FaceBook recently made news by starting to delete the user accounts of people who had joined solely for the purpose of playing a game called PackRat. Many are giving FaceBook kudos for deleting the accounts because of the spammy nature of the game, while others are condemning FaceBook for trying to dictate not only how people use its service (as evidenced by the recent forced ‘upgrade’ to the new design) but why they join in the first place.
Since FaceBook has given us a way to ignore all requests from any given application and a way to block applications, the first part of the equation doesn’t interest me at all. FaceBook users who think an application is spammy need only click “Ignore” to never see that application again, from anyone (trust me, after getting eleventybajillion Little Green Tree and Werewolf requests, I wanted to kiss FaceBook’s feet when that button came about).
What really grabs me is the second part of the equation. How much a site can and should dictate how new users find it, how they use it, and why they join in the first place has my undivided attention. Do I think PackRat is a spamaliscious application? Absolutely. Do I think there are more spammy application and (shudder) app-vertisements in our future? You know it. Do I think sites like FaceBook should ban people who join to play one of the games like this that could be considered spam by someone who isn’t into it? No, absolutely not.
I know that it isn’t the popular stance to take, but even on sites like Twitter I think that it isn’t why someone signs up that should be penalized. I think in the end the better thing to monitor is contribution. If the person signed on to play a game, and they “friend” other people who like to play the same game – that’s fine. That’s their community. Social media is about building your own community, after all.
Now, if they were trying to friend a ton of people and send them advertisements or other spam, I could see taking action. Twitter has a bit of an issue with spammers who have out of whack follower to following ratios and leave trojan-riddled links and such on their Twitter pages. I don’t want Twitter to block people for me, but when they see these spammers who are so obvious about abusing the system it is nice when they remove them. FaceBook should have similar criteria.

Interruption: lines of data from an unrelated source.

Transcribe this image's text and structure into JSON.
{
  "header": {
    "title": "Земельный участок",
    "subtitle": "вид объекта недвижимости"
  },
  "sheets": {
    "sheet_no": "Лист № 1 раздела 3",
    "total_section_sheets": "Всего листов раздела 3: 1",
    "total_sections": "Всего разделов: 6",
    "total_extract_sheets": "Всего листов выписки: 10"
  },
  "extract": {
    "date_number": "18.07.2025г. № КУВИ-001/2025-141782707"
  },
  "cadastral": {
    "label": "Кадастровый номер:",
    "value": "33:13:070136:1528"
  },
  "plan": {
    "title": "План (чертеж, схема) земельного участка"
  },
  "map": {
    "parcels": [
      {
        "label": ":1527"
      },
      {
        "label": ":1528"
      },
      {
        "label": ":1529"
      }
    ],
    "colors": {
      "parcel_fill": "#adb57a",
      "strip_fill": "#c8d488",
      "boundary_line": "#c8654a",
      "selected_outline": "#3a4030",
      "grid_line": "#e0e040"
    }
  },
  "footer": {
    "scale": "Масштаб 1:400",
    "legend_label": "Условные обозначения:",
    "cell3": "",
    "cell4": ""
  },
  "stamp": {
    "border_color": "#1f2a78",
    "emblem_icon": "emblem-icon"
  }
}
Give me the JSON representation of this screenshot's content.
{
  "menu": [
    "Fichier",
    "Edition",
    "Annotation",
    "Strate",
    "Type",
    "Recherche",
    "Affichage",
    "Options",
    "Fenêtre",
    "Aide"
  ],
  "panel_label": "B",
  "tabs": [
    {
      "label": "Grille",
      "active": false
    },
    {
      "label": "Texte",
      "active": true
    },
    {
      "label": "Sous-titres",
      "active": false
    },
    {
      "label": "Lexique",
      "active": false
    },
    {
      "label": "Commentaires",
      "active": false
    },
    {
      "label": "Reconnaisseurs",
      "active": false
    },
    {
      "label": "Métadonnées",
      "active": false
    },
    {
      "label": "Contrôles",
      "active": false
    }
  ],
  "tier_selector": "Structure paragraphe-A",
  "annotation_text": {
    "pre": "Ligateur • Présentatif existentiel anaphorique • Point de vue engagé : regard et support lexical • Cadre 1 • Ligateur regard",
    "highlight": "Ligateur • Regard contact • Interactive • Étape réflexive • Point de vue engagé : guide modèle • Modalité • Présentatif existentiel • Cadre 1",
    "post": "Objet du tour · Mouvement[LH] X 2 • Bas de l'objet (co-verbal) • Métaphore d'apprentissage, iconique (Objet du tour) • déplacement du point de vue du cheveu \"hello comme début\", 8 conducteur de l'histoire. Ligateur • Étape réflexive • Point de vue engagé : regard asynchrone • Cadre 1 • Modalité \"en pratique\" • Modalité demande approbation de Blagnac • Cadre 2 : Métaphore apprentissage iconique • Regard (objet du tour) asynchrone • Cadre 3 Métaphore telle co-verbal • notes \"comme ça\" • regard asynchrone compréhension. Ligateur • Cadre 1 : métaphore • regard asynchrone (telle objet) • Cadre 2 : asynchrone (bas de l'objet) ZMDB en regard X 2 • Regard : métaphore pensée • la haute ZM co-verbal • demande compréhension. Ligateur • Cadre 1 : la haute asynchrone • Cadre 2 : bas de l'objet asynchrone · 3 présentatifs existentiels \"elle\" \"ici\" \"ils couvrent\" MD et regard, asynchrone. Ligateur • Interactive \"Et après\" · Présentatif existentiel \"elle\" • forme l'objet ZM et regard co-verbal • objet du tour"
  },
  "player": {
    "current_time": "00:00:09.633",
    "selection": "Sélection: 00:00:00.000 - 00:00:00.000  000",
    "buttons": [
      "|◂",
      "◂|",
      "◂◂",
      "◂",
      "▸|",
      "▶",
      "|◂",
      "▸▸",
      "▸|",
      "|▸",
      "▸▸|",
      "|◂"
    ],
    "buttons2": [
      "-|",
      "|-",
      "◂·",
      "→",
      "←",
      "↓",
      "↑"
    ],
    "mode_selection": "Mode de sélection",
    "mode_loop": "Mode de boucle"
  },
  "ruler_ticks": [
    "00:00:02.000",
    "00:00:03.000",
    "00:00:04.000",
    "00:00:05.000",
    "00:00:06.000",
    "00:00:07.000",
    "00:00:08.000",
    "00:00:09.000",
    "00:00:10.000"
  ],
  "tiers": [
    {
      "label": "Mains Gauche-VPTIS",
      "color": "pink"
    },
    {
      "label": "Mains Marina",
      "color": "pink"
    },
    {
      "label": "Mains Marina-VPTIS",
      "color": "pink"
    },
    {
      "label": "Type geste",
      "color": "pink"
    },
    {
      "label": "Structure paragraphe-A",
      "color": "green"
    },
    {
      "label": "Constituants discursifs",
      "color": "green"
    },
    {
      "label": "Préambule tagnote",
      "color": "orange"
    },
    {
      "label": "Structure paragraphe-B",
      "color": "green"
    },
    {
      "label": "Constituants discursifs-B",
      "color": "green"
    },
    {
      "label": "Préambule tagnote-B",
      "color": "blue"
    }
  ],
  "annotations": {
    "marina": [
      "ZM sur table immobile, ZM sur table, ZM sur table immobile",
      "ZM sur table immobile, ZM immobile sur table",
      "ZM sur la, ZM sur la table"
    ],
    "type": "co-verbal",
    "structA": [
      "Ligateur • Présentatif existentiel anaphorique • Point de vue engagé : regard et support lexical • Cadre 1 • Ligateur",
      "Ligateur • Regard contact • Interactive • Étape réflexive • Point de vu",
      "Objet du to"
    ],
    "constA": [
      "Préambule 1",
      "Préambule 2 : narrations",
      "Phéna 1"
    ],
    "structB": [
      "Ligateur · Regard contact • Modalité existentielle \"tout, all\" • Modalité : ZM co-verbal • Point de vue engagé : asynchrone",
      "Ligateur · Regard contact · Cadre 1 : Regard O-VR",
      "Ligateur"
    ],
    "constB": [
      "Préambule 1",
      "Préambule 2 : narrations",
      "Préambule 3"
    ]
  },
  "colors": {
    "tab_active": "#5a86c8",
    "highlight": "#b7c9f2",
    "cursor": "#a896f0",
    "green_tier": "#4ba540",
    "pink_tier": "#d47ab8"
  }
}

What do you think? Should the users of social network like FaceBook be able to dictate the kind of community they build, or should FaceBook?